**Action item:** Find the lines of the data below that include "time". Report their number only.
*** Records supplied ***
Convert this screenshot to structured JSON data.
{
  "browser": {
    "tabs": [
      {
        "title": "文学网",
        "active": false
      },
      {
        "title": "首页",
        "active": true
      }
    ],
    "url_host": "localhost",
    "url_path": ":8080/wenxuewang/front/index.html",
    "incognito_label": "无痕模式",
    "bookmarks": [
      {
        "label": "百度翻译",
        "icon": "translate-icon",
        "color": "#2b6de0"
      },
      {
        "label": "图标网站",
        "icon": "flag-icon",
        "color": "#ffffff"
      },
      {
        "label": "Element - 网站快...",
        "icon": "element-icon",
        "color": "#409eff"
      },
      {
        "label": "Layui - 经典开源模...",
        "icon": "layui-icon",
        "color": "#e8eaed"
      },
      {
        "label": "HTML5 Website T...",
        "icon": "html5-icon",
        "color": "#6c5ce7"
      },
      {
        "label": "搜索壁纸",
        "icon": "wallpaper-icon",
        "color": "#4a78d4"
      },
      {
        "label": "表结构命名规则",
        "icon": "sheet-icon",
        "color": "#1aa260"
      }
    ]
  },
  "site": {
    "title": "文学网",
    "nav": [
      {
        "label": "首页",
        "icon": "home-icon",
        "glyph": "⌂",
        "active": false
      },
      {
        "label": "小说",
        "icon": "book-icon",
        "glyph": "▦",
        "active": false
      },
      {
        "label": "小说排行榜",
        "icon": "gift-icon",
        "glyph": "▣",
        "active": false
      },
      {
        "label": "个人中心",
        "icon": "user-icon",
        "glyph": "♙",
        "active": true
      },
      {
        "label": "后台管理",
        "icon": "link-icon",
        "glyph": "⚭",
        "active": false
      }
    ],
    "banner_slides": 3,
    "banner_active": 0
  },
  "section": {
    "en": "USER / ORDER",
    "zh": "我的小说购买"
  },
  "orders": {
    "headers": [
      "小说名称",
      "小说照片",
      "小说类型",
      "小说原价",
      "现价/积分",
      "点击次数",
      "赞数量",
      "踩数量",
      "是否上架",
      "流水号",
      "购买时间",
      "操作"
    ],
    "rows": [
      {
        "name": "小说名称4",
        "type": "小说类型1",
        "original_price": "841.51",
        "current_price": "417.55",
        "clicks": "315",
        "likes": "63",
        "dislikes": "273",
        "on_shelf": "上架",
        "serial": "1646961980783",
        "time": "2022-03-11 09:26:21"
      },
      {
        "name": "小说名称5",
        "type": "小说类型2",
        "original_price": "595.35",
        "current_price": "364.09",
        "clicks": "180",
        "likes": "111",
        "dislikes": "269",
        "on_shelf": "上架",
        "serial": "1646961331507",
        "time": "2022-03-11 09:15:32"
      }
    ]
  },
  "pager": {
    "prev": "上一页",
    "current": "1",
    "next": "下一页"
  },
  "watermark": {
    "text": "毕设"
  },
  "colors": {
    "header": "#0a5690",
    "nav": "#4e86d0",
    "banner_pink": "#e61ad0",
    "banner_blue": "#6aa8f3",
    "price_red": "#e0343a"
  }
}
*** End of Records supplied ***
**Response:** 2